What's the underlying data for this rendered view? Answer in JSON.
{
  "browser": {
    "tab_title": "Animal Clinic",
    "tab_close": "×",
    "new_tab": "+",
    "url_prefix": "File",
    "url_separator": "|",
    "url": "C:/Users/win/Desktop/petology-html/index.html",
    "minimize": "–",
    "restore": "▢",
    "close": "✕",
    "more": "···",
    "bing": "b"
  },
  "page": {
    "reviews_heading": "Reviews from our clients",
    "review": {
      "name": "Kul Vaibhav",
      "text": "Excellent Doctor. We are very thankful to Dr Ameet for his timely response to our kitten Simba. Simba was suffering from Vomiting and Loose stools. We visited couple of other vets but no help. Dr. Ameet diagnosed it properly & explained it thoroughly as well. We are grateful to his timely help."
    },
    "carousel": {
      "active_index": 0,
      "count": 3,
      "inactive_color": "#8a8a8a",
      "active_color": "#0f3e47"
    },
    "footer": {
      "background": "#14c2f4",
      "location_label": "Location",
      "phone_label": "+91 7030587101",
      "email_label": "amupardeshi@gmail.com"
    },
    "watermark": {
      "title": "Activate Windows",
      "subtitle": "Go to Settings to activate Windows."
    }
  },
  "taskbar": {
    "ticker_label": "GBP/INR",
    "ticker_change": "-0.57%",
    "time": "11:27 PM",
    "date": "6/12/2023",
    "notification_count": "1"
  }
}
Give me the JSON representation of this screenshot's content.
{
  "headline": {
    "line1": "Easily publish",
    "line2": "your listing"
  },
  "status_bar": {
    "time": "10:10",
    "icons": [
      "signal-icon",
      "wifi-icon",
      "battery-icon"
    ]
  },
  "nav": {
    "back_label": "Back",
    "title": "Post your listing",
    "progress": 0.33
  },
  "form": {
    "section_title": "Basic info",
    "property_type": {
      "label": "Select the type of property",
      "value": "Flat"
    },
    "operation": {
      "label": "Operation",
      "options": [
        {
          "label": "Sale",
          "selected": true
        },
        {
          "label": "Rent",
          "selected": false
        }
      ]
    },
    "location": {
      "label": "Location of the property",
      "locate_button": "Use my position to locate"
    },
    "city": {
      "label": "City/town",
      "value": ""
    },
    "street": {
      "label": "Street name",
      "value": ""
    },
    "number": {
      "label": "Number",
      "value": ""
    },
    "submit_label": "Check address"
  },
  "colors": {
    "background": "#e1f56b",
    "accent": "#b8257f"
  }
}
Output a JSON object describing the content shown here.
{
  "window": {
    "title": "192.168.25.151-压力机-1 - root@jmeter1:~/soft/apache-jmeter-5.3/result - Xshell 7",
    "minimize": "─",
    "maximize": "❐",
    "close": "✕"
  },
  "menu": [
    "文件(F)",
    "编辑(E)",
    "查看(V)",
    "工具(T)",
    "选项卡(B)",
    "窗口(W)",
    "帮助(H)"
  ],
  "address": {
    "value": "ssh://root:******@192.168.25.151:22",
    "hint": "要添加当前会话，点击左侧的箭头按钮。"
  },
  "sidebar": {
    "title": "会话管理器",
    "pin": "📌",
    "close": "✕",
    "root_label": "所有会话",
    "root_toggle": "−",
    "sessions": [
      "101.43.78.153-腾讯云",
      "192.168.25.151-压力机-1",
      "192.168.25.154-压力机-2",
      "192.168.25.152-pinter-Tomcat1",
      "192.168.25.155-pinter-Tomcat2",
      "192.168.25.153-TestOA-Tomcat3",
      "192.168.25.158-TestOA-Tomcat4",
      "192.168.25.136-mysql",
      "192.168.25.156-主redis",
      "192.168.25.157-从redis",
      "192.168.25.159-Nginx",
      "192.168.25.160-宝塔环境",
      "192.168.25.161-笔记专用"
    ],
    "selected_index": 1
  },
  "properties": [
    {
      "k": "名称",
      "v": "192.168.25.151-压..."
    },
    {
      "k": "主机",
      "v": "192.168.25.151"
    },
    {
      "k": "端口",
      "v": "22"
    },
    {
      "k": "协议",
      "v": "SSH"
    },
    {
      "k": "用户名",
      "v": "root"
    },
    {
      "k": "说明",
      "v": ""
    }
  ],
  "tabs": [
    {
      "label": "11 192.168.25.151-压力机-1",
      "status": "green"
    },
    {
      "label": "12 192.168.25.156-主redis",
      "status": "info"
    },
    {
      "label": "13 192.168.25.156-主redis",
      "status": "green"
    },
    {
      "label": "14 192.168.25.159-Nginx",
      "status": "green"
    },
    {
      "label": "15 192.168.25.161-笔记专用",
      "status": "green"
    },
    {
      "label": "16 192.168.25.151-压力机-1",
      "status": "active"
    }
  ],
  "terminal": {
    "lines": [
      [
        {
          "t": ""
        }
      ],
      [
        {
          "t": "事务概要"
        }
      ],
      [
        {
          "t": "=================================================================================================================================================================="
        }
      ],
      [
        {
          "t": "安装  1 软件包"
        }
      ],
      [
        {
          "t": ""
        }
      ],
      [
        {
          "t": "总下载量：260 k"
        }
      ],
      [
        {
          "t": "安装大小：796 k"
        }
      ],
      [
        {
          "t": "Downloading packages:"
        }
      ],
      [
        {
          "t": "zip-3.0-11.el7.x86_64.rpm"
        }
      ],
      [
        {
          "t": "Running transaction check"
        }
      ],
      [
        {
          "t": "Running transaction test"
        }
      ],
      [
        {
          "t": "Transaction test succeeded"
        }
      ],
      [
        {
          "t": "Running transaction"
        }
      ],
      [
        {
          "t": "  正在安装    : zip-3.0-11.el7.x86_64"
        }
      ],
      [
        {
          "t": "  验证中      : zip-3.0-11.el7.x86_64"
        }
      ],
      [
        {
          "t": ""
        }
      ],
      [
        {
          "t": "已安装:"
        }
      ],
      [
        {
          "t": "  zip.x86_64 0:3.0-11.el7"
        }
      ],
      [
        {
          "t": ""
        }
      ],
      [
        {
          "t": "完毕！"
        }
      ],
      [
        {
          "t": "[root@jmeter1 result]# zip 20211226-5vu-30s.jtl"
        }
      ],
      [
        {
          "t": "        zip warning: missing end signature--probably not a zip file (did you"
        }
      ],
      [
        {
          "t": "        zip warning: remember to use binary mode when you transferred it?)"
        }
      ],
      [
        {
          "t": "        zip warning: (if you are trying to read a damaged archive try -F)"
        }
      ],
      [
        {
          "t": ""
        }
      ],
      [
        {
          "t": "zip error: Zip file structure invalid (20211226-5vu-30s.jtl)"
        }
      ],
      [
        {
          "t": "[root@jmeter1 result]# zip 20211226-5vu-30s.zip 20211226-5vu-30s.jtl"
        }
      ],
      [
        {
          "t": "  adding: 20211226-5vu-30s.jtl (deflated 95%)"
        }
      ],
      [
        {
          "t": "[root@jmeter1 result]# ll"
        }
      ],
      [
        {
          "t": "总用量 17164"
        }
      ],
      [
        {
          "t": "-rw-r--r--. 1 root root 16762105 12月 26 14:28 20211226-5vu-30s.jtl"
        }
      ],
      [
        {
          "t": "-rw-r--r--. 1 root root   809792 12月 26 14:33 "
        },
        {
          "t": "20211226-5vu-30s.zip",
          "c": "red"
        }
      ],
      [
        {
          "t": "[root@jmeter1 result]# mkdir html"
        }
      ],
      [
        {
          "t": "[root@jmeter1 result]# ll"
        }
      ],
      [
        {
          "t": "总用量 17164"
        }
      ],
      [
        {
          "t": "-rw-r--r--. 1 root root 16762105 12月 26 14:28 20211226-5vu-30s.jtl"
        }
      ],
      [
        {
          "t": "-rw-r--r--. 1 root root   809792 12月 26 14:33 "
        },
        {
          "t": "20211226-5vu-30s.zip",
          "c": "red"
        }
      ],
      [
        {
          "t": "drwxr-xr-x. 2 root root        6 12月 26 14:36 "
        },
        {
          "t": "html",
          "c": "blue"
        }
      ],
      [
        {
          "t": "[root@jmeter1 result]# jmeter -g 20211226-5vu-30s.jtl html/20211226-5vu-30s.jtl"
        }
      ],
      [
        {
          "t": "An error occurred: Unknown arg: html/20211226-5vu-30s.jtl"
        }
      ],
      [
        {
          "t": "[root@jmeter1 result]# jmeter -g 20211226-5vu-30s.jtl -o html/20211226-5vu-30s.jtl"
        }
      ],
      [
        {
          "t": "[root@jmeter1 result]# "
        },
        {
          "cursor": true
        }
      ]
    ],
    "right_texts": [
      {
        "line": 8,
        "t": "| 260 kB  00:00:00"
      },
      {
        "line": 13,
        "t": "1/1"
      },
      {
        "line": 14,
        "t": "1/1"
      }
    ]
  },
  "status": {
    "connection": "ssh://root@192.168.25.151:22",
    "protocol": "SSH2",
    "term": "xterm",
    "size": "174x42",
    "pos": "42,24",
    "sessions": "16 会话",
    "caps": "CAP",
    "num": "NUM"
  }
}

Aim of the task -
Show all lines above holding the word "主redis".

Problem solution -
      "192.168.25.156-主redis",
      "label": "12 192.168.25.156-主redis",
      "label": "13 192.168.25.156-主redis",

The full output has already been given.